How long has your company been in business, and how did you get started?
My brother, Jerry, is the vice president, and the two of us started the business in 1995. We’d worked together at another aerospace gear company, and we eventually had the opportunity to create something of our own. So we started off with a 40 year-old Naval surplus Fellows rack shaper, thinking we wouldn’t have much to lose if it didn’t work out, but things have just taken off from there. We employ 12 people now, and our customers are based all across the United States, from coast to coast.
How big is your manufacturing facility?
First we rented 1,500 square feet, then 3,000 and then 4,500, so then we bought our building, which has 6,500 square feet. And we could already use twice that amount of space.
Sounds like you’re seeing proof that the economy’s improving.
Work has definitely increased lately. We’ve worked on everything from very fine-pitch racks for medical equipment in the past, and now we’re moving up to very large, course-pitch gear racks, which is something we’d definitely like to get more involved in. We’d like to produce the whole gamut of gear racks eventually.
Apart from tackling larger jobs and acquiring new equipment, what else do you have in the works?
We’ve been working on getting ISO approved, for one thing, but since we’re still a pretty small company we sometimes have to direct our resources and time into other things. But we did contact a consultant, and I’d say we’re about 80 percent of the way through the process of applying for ISO 9000 certification.
What are your reasons for doing this?

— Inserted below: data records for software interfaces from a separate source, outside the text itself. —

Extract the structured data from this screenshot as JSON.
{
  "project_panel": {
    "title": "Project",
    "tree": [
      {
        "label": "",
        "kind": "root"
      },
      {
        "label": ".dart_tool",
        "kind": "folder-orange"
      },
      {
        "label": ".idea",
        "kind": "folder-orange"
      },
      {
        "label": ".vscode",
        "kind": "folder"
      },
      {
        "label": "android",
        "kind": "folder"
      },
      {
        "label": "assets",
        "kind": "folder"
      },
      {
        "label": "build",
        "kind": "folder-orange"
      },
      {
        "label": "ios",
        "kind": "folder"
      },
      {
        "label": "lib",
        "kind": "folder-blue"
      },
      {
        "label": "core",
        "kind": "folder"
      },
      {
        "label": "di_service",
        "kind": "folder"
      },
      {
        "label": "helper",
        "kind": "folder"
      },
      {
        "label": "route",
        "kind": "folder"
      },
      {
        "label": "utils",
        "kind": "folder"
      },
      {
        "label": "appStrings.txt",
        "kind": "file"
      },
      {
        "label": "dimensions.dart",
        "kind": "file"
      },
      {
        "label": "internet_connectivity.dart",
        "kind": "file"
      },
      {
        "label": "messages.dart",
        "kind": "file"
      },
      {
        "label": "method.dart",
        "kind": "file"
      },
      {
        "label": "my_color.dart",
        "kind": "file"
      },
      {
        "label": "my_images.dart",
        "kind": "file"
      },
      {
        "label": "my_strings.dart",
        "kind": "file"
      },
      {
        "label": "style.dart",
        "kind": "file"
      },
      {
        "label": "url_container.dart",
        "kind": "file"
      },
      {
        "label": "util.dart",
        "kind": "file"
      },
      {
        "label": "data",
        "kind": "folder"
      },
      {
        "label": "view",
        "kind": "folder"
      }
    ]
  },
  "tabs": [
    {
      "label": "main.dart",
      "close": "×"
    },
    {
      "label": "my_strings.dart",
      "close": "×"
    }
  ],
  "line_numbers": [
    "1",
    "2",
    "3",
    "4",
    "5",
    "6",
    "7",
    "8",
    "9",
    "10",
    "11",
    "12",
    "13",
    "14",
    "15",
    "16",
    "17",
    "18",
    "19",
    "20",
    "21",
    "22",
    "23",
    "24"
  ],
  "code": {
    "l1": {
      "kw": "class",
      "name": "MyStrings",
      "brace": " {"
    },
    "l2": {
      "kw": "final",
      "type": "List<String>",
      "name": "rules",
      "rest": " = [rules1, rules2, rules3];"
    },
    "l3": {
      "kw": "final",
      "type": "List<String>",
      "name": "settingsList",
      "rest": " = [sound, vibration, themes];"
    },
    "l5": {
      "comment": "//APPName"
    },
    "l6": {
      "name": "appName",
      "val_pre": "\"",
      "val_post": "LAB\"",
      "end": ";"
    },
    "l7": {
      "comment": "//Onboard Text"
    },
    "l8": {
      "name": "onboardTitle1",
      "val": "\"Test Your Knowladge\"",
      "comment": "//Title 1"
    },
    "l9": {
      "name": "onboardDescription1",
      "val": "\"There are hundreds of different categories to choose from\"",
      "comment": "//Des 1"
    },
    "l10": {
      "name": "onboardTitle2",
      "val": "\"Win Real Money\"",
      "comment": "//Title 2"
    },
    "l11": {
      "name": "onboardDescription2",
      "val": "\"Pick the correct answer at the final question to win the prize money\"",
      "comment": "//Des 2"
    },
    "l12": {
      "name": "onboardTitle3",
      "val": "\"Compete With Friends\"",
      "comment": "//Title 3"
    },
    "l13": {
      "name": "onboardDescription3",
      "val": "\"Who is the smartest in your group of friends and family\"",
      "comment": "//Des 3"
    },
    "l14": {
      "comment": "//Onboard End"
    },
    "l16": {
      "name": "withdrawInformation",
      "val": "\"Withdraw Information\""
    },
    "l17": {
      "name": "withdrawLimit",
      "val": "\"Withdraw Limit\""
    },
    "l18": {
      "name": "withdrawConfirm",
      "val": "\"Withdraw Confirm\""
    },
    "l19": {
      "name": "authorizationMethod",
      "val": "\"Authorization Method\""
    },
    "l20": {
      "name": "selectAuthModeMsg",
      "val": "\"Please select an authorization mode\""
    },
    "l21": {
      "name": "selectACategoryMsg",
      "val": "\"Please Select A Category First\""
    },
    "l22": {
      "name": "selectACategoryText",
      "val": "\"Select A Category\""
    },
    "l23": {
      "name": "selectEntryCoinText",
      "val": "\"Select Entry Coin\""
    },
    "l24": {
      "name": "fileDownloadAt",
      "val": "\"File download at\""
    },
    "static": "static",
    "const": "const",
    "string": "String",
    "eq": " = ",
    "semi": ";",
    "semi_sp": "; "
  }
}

Some companies require their suppliers to be ISO certified, but we haven’t really run across that, and we haven’t lost any business because of it. But it’s just one of those things that a growing company needs to pay attention to at some point. Plus I can see how it would really help to streamline operations in a number of ways.
We started this company from scratch, and we had to learn how to do everything ourselves. Whenever we bought a piece of equipment, we had to learn how to run it, and that’s everything from the CNC machines to the lathes, rack milling machines, and vertical machining centers. And one thing that working toward ISO certification does is that it forces you to put everything down on paper. Ever since Jerry and I started this company, we’ve had a lot of things that were in our heads, but we hadn’t written them down. So now we’ve come up with something that’s basically a manual of what we do, and how we do it, and so we can just hand that over to a new employee without having to train them on every single thing ourselves. We’ll just step in and help them with the specifics, which will save a lot of time.
Based on your own experience, do you think it was necessary to call a consultant, or do you see any way that someone in your position could do it themselves?
I would think that somebody could do it themselves, it just depends on how much time they’re willing to devote to it. I saw the consultant as somebody who already knew what they were doing and could keep me from wasting my time stumbling around in the dark. You’d have to do a lot of reading and research to do it yourself, and most business owners are probably a lot like me–they’ve got better things they could be doing with their time, like actually running the business.